At the Pets In Need animal shelter, Nehemiah gains an understanding of the love that a pet brings every day. “It brings me a lot of happiness seeing an animal going from a bad situation to a great one and knowing I helped make it happen,” she said. “Months and even years, later I think back on an animal from my shelter, and it still brings a smile to my face.”
Having a furry companion can teach people the strength of communicating in any sort of relationship. “Because our pets can’t speak to us, the love we receive from them is somewhat different,” Nehemiah said. “We have to learn to be better listeners and pay attention to how they feel about our actions.”
Although animals cannot express their love in obvious ways, we notice how they communicate their affections through actions. “My dog comes into my room just to sleep on the ground next to my desk where I’m working and my heart grows three sizes,” Paly senior Lori Pradhan said.
Another unique aspect to the bond we share with animals is their complete honesty and lack of judgement. “One of the best things pets give us is the chance to be ourselves,” Nehemiah said. “We sometimes get hung up on how we appear to others or what others think of us, but we don’t have to worry about that with our pets. We can be as silly and open as we want with them.” But no matter where people find love—with others, themselves or even animals—it is abundantly clear that the connections we make have long lasting effects on us.

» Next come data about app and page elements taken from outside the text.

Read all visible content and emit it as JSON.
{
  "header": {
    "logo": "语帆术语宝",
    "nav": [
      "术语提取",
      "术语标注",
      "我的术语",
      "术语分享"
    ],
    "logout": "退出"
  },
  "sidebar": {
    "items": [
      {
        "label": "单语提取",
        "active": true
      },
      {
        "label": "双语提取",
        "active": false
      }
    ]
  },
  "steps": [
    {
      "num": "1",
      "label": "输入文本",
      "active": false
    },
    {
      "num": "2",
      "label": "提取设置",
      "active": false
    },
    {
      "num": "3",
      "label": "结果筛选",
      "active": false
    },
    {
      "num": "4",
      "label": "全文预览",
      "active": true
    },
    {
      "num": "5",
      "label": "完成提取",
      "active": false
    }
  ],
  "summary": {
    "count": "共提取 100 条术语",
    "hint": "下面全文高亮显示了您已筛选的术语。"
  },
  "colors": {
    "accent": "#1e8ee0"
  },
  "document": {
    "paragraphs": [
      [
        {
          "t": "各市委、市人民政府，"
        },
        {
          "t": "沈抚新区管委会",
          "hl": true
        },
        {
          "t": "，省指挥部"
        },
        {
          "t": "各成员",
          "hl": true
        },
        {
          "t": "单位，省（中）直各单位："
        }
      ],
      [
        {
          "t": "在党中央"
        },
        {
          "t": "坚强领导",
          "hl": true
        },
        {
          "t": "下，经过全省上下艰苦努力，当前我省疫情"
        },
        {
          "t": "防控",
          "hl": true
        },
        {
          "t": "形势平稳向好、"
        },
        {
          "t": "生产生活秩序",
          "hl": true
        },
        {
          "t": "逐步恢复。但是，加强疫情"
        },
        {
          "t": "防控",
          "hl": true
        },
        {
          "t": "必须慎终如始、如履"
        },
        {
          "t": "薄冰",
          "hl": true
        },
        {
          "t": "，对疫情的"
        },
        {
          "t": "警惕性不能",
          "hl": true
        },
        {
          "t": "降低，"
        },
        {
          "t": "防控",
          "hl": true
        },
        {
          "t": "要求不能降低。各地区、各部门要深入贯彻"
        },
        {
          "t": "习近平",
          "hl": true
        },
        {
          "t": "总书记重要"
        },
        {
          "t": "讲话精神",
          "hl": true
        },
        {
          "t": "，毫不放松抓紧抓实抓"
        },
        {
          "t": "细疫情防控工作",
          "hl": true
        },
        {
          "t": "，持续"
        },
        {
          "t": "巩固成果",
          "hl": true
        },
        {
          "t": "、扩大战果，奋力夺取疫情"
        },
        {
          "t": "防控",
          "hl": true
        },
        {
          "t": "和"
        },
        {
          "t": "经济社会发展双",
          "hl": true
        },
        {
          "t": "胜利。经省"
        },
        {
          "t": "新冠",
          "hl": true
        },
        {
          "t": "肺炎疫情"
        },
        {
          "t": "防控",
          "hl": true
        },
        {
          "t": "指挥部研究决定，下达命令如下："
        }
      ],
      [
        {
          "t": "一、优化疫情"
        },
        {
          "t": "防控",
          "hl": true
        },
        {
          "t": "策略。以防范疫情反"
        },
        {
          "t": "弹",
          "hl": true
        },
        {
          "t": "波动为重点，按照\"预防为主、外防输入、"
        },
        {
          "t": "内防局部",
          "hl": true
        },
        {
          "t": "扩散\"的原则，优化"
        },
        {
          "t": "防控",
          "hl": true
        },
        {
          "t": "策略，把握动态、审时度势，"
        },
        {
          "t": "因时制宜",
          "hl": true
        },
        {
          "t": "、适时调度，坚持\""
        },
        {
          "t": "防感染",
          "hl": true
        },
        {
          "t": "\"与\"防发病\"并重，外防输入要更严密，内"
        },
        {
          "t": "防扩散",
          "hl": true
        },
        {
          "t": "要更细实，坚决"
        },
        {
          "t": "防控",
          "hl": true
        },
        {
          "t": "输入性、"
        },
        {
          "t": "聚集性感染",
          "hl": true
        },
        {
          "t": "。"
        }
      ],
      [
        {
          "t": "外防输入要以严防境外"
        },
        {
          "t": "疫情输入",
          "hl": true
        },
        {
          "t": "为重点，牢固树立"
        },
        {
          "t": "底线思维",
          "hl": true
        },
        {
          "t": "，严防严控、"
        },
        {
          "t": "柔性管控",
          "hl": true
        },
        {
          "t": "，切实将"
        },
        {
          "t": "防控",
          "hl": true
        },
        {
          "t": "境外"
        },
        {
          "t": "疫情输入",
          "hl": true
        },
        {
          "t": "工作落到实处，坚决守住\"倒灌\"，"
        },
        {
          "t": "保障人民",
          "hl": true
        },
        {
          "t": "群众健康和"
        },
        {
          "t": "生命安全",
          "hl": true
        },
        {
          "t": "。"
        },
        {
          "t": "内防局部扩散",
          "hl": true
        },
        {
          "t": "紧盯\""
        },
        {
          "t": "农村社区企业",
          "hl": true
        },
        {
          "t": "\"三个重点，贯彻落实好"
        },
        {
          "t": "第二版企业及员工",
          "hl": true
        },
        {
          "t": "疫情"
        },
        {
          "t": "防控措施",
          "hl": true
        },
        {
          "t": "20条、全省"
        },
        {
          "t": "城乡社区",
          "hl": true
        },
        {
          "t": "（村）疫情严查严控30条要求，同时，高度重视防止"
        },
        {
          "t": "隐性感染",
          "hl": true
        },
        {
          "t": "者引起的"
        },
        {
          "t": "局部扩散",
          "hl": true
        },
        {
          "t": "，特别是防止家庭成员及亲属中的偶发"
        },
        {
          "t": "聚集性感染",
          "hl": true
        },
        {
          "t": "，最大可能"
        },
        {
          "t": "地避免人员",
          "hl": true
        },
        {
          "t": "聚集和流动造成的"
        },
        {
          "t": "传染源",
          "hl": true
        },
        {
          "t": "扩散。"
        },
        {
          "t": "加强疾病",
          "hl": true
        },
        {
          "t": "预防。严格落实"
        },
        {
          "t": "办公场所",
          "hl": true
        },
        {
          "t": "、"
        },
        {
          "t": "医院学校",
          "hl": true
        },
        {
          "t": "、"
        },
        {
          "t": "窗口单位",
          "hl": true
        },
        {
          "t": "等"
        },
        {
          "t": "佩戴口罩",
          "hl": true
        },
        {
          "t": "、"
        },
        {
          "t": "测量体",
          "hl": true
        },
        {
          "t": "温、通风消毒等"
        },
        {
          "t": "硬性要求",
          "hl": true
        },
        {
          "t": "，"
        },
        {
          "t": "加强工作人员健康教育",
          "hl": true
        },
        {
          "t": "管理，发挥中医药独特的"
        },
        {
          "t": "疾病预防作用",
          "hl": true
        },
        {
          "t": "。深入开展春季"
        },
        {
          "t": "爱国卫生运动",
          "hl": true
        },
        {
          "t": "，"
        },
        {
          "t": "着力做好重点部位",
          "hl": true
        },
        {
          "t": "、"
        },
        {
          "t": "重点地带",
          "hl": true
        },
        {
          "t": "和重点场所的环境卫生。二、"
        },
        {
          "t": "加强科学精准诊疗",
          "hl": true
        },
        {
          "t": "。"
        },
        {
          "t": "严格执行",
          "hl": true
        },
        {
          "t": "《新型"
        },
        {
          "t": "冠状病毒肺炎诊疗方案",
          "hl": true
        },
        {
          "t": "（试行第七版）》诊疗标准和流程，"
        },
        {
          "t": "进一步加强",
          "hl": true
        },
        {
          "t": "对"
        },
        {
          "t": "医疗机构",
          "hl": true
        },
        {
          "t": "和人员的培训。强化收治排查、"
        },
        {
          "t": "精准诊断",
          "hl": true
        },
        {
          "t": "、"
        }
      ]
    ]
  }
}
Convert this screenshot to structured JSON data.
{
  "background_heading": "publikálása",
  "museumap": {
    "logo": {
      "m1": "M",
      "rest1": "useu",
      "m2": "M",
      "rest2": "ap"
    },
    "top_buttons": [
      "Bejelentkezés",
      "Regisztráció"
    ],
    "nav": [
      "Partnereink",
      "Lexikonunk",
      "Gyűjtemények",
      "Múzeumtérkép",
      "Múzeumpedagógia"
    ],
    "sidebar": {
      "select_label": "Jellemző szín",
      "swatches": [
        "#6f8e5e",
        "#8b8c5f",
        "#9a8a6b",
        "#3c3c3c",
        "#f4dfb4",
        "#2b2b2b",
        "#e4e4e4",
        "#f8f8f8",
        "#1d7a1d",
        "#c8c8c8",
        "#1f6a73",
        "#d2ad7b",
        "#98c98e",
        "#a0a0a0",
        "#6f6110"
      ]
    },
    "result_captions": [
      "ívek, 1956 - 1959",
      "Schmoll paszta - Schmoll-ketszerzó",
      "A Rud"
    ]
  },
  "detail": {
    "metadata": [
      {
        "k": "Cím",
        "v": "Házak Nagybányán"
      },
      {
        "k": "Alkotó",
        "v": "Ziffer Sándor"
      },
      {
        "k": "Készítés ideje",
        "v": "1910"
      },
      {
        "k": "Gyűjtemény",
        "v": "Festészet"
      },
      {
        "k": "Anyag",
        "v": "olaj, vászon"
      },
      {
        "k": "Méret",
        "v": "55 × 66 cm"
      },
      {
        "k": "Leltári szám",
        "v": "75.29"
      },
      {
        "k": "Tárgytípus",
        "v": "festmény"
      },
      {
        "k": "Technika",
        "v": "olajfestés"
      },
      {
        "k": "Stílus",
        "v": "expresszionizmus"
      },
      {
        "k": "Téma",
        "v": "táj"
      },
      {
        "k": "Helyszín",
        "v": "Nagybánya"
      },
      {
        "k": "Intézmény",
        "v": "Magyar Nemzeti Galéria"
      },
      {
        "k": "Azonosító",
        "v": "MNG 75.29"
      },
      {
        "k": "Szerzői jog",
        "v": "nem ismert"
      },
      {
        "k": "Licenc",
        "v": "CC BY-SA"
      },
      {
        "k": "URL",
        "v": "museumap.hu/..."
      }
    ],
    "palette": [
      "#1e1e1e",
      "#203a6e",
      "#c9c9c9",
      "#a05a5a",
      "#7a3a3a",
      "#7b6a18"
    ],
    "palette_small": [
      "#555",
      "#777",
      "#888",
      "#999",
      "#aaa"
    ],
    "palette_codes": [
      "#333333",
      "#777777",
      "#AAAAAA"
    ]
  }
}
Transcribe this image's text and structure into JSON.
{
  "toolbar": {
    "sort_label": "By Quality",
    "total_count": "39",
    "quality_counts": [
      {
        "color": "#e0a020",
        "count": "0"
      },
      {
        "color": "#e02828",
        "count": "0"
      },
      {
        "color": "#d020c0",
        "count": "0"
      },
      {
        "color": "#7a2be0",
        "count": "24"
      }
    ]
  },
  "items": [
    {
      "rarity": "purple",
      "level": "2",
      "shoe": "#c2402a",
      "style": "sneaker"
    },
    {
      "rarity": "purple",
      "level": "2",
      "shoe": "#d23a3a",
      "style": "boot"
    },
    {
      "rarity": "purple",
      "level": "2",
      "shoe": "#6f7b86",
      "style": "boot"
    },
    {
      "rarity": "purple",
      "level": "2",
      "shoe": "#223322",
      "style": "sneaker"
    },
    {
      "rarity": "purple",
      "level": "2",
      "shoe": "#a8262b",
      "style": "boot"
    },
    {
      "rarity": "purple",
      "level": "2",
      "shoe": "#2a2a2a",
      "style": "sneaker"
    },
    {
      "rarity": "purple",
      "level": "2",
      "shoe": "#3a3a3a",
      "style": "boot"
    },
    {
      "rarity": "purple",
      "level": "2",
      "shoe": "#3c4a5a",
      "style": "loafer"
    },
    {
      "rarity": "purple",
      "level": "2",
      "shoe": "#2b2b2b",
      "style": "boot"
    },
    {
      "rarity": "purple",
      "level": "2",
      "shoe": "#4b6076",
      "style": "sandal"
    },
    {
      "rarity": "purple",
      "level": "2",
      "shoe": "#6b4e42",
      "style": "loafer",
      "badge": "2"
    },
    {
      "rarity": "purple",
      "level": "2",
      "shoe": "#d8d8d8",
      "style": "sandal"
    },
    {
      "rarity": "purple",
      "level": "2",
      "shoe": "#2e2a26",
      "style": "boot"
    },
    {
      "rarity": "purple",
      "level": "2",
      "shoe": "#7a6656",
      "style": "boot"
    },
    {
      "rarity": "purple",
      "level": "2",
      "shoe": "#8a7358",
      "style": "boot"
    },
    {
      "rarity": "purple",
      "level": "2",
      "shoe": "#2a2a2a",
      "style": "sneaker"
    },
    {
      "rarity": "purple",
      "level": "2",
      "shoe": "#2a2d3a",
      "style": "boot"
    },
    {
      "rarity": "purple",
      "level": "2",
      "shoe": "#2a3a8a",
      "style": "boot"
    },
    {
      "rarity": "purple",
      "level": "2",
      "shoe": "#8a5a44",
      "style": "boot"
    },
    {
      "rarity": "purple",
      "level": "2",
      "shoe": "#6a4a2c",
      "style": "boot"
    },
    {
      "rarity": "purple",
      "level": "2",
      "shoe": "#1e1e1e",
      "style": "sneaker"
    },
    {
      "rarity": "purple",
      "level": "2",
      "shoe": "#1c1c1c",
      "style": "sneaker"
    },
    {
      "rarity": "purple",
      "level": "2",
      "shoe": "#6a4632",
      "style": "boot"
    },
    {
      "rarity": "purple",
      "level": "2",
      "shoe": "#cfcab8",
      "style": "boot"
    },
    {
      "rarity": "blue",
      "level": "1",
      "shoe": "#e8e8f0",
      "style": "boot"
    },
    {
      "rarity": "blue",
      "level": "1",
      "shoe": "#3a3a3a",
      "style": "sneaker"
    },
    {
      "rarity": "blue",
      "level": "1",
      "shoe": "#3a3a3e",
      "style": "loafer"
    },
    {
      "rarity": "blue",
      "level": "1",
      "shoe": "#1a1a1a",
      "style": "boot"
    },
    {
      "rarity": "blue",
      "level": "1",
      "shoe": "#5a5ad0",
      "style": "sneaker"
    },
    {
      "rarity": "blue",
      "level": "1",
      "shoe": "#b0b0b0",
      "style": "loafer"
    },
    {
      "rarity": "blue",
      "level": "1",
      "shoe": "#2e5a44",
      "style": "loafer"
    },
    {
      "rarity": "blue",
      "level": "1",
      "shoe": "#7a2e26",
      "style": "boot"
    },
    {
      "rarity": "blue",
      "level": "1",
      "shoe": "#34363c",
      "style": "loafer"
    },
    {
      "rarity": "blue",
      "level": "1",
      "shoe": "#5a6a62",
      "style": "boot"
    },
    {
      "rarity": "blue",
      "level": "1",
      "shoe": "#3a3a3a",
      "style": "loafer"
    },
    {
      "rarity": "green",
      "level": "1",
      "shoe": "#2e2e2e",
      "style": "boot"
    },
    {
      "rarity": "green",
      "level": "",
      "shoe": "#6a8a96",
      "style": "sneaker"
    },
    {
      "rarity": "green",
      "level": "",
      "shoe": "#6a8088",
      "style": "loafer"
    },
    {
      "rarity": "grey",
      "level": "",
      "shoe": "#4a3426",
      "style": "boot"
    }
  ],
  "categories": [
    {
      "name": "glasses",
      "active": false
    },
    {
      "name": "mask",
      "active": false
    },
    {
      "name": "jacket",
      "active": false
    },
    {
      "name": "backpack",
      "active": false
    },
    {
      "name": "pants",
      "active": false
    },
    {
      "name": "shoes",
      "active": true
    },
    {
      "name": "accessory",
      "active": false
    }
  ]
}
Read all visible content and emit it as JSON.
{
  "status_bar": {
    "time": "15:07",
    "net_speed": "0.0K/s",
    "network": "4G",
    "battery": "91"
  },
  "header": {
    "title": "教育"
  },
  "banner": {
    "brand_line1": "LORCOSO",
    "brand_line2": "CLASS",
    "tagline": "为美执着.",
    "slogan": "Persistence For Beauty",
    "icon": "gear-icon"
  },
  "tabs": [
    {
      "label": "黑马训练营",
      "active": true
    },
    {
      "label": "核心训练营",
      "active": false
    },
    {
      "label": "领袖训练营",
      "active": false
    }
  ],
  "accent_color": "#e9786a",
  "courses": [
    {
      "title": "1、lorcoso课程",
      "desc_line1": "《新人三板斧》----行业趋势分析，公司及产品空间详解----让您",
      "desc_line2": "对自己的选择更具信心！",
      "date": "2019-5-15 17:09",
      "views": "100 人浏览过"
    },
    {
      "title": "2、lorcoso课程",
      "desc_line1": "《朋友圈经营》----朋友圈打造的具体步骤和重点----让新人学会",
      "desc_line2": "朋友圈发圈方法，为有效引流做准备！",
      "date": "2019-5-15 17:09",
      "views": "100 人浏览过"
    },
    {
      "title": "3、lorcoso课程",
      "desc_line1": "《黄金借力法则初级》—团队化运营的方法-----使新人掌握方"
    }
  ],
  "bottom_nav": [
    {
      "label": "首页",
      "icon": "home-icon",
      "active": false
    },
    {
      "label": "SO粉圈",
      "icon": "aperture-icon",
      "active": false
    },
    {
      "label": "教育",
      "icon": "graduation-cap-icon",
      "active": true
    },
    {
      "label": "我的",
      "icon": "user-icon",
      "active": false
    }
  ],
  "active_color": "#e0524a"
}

But no matter where people find love—with others, themselves or even animals—it is abundantly clear that the connections we make have long lasting effects on us.